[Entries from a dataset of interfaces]
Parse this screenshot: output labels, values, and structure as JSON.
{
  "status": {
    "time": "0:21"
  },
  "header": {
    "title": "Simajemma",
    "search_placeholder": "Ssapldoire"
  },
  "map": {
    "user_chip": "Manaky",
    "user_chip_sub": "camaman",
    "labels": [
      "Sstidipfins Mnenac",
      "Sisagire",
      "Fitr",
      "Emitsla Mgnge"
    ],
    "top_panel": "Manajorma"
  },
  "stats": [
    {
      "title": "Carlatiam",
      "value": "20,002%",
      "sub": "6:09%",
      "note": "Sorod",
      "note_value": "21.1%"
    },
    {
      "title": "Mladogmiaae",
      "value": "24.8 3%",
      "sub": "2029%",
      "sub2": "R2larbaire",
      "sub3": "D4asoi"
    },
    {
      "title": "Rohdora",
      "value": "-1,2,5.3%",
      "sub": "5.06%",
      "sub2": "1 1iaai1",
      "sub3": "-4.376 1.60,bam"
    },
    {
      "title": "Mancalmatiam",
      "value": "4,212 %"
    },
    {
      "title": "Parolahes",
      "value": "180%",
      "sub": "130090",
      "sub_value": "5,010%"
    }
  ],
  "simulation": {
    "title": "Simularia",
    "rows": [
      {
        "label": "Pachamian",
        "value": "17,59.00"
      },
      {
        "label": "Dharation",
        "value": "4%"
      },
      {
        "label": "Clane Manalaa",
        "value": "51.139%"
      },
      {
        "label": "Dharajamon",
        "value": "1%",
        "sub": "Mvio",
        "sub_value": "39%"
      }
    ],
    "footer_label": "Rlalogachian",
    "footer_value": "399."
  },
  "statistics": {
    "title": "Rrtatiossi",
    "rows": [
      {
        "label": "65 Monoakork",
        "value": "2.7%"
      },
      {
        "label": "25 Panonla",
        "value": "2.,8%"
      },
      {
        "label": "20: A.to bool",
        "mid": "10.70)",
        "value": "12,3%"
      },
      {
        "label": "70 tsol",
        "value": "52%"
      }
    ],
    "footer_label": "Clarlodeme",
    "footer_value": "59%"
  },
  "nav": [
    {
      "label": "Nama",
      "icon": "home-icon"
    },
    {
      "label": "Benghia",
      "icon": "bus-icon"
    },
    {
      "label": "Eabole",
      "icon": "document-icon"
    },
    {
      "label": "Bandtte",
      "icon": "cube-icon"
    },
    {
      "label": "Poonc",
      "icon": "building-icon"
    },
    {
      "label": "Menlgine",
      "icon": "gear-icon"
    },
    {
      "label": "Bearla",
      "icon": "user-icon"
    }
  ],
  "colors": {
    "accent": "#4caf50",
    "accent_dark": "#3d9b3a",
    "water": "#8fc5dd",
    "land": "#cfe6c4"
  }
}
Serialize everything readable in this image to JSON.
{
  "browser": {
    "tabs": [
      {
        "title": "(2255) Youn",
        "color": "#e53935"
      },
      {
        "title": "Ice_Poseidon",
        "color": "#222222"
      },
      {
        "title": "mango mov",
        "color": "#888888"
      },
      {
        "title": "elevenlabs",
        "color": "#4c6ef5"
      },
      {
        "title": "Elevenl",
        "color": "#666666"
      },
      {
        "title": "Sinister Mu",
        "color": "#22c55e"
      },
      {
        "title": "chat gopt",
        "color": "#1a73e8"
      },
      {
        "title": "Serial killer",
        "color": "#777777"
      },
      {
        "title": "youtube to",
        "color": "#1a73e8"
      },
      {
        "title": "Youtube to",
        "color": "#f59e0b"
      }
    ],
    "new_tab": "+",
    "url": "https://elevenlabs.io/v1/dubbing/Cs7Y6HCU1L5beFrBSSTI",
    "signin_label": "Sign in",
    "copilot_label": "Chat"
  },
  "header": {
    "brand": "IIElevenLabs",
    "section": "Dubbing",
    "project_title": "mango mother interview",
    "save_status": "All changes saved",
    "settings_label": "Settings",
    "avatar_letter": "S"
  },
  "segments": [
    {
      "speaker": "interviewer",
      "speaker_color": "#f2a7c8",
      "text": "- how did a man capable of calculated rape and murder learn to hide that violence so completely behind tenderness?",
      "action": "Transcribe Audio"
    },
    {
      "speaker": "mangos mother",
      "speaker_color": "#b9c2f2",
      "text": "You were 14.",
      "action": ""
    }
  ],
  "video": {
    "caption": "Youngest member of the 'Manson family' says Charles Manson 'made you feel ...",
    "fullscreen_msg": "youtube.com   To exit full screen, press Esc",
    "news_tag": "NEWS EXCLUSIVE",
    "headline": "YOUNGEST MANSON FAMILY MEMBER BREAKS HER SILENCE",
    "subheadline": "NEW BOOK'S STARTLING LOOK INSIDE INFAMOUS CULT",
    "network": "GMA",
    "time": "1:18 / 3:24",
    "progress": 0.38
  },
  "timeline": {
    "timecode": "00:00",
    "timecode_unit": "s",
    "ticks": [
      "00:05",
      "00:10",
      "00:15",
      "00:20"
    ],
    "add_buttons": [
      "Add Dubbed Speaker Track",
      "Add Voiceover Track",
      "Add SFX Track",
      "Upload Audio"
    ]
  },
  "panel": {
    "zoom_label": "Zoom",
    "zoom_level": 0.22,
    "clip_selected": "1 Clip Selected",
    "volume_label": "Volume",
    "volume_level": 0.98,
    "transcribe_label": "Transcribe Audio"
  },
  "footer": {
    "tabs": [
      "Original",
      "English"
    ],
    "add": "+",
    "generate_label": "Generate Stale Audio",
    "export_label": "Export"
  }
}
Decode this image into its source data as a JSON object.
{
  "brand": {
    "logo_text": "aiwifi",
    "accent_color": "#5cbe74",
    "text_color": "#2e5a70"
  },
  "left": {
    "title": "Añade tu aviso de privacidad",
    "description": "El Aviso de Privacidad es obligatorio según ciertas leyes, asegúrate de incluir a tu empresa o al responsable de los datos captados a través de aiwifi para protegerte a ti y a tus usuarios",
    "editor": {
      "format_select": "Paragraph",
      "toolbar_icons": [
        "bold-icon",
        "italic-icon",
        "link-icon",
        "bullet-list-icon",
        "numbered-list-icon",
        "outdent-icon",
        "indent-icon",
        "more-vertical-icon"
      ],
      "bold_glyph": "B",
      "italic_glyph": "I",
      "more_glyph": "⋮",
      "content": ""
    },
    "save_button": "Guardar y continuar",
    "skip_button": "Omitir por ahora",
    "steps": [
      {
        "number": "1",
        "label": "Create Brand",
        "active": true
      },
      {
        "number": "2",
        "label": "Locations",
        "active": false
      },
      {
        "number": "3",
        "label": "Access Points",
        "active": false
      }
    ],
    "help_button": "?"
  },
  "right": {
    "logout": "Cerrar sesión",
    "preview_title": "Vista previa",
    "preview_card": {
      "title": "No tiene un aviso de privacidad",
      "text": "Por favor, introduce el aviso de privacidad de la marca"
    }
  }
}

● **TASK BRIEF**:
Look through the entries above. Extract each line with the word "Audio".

● **COMPLETED EXERCISE**:
      "action": "Transcribe Audio"
      "Upload Audio"
    "transcribe_label": "Transcribe Audio"
    "generate_label": "Generate Stale Audio",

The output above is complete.